Roy Peter Clark talks about neologisms — new words. In the article, he tells a story about a child who referred to something as “ginormous” because “It was bigger than gigantic. It was huger than enormous.” The child didn’t create the word as Clark points to the Urban Dictionary — so it’s not impossible for multiple people to come up with the same word.
Want to create a new word? Try blending multiple words, which are easy for others to figure out after determining words on which they’re based. Clark references Wanted Words, books that list words suggested by listeners and includes tidbits and letters. The book’s web site held contests that gave readers a chance to create new words based on a brief description. Here’s the last contest. Just click Previous to see more.
Protologism also means creating a new word… but unlike neologism, the creator wants to make it an accepted word in the language as it’s based on “prototype” and “neologism.”
Other ways to create words:
* daffynitions: Ex: “alarms — What an octopus is. (all arms)”
* sniglets: Ex: cheedle — “The orange residue left on fingers after eating Cheetos or some other cheesy snack.”
* goofinitions: Ex: “balderdash — rapid hair loss.”
I can’t find a clear definition of “stunt words” as referenced in Word Spy. All the searches refer to Word Spy’s description except for one that points to Wordlustitude, a blog that’s “a growing dictionary of ephemeral words — also known as nonce or stunt words. All readers are strongly encouraged to use these terms in their blogs, poems, prophesies, and recipes.” So “stunt words” are word fads, words with a short life.

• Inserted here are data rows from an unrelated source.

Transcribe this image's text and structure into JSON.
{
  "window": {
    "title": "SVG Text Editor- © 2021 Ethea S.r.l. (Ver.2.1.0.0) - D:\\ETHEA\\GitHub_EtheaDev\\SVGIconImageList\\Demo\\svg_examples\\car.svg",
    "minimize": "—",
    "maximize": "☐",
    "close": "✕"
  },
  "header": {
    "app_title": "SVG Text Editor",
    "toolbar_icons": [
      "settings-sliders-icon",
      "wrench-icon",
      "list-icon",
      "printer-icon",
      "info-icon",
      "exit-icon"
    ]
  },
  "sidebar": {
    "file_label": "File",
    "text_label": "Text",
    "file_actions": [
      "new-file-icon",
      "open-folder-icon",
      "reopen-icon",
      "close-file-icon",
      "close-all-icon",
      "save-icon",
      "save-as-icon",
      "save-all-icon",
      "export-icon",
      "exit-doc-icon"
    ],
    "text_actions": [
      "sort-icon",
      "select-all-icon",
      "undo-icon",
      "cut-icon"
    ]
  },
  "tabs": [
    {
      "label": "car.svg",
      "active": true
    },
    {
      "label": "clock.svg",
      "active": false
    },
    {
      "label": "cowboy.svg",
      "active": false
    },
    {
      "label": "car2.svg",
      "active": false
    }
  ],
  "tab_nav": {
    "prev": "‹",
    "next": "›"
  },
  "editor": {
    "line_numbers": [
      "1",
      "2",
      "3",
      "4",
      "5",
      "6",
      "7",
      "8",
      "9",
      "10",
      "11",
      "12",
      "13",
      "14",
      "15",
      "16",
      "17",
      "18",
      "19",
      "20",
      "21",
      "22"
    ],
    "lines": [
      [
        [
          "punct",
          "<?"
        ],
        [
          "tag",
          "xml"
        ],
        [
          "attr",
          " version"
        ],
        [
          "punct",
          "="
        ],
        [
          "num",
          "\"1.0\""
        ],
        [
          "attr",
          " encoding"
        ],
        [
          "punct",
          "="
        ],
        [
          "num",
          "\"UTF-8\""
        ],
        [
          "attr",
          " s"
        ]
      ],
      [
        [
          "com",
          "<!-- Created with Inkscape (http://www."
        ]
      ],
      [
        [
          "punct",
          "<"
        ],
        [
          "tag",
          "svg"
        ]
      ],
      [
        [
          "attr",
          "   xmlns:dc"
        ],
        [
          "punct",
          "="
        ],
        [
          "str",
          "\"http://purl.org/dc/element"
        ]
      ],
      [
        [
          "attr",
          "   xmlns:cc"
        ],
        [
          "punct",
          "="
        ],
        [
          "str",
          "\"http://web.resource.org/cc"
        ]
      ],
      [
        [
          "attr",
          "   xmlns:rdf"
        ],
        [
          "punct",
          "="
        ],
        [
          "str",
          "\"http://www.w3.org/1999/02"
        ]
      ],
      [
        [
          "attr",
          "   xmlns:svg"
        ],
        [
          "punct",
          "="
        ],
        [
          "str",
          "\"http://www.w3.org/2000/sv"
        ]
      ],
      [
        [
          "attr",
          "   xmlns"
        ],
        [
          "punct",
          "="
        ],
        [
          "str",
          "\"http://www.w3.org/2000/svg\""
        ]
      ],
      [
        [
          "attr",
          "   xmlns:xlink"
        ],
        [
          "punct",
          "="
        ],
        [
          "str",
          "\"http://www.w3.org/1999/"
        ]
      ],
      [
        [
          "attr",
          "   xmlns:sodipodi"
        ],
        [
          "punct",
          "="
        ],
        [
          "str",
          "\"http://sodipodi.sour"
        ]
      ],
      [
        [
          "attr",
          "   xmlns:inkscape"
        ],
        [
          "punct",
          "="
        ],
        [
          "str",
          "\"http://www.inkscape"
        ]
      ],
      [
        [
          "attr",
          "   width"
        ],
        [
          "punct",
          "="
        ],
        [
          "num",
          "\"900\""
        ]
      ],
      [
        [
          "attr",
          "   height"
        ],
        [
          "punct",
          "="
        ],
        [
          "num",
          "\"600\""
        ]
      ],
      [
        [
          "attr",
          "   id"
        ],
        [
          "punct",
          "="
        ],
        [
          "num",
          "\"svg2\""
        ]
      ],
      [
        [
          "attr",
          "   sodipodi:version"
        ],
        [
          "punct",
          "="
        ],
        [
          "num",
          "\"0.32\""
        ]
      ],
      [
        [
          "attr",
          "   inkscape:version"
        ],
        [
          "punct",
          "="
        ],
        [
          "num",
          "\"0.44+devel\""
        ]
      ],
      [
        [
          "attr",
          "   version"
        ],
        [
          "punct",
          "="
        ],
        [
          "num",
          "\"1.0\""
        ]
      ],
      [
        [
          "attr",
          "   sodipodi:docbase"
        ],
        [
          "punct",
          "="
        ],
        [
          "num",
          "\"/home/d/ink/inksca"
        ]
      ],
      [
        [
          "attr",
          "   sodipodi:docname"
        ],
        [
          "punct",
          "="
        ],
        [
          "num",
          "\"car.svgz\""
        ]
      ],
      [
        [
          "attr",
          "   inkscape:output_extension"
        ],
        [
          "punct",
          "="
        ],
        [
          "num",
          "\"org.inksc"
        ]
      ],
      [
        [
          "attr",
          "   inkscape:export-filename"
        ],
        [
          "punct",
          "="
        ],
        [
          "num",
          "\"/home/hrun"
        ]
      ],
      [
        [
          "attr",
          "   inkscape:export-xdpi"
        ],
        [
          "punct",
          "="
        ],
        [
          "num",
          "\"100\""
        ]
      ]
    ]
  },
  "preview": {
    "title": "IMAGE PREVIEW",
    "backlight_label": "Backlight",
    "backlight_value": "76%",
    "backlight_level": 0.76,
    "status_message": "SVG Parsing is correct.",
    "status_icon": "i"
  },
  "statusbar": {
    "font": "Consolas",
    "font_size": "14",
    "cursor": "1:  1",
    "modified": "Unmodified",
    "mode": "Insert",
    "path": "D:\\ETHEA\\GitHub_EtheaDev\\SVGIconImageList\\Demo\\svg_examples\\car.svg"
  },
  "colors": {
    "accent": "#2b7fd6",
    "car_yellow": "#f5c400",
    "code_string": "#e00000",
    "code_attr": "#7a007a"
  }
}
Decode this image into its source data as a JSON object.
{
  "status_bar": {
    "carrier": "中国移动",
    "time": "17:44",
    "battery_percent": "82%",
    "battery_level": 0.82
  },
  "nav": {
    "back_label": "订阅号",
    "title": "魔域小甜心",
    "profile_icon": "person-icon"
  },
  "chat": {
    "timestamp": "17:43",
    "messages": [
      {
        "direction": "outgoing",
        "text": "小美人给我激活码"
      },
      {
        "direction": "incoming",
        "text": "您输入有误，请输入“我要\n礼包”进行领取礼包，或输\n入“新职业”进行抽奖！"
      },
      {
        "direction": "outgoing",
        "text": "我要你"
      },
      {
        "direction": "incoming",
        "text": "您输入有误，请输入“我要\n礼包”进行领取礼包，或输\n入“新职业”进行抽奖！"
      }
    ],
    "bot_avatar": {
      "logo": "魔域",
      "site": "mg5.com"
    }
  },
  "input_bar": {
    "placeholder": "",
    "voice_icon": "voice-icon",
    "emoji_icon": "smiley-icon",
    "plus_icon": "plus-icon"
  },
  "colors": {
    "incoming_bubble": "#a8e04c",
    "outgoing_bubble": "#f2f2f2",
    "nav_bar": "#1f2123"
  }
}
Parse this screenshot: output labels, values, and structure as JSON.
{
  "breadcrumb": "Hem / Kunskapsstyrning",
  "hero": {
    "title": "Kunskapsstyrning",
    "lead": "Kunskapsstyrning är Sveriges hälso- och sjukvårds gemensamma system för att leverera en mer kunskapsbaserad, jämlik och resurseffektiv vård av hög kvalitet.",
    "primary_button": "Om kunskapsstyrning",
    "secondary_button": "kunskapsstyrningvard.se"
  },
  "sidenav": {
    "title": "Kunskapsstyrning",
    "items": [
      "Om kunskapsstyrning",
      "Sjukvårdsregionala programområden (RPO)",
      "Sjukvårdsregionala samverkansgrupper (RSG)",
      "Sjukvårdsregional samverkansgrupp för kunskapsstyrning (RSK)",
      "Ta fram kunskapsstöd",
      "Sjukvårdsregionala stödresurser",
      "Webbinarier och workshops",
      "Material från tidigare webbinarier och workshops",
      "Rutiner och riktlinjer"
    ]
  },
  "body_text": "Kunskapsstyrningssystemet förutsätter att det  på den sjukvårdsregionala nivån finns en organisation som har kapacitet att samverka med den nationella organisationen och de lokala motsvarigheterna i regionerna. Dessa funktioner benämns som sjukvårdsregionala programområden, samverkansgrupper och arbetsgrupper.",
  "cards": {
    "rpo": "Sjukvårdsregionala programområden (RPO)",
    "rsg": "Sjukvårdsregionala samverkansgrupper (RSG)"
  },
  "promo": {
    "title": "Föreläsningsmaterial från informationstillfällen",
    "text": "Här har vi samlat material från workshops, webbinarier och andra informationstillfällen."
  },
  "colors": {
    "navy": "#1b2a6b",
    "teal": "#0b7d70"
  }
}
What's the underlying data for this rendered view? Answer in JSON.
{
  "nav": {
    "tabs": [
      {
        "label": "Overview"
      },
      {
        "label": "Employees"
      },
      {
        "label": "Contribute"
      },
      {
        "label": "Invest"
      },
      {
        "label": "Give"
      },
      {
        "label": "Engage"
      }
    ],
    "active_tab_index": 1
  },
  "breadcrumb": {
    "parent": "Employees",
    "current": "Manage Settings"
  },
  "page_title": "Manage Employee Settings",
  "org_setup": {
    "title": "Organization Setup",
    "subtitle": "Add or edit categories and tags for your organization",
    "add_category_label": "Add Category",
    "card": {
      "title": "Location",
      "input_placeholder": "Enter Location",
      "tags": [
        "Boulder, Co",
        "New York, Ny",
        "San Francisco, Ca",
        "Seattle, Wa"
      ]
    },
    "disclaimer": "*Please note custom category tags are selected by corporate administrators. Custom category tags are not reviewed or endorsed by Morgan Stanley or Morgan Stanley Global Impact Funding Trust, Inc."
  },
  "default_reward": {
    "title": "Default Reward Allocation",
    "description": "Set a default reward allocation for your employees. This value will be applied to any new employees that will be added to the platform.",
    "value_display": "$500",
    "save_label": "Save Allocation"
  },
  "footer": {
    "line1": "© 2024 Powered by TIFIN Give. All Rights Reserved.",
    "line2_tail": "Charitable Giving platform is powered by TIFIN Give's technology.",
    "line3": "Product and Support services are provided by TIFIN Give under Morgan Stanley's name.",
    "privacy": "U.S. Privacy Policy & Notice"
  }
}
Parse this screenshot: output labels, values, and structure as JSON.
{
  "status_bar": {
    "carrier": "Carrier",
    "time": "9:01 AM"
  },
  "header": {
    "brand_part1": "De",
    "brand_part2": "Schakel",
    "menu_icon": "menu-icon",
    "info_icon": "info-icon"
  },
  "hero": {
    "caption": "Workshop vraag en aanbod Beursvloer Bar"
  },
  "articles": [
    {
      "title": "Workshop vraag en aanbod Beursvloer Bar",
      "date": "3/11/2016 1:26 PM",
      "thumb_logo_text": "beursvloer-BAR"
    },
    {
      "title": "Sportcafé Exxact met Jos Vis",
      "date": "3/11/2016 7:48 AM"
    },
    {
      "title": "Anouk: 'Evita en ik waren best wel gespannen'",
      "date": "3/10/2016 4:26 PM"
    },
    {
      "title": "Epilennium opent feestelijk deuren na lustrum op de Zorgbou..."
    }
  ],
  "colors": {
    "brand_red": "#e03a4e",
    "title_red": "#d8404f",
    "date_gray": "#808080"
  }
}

Or take an existing word and give it a new twist. “Shut up” isn’t always an insult. It can also be a surprise or a shocker that translates to “No way!” Grey’s Anatomy got my friends and me on a “seriously” kick — to mean “Yeah” or “telling the truth.”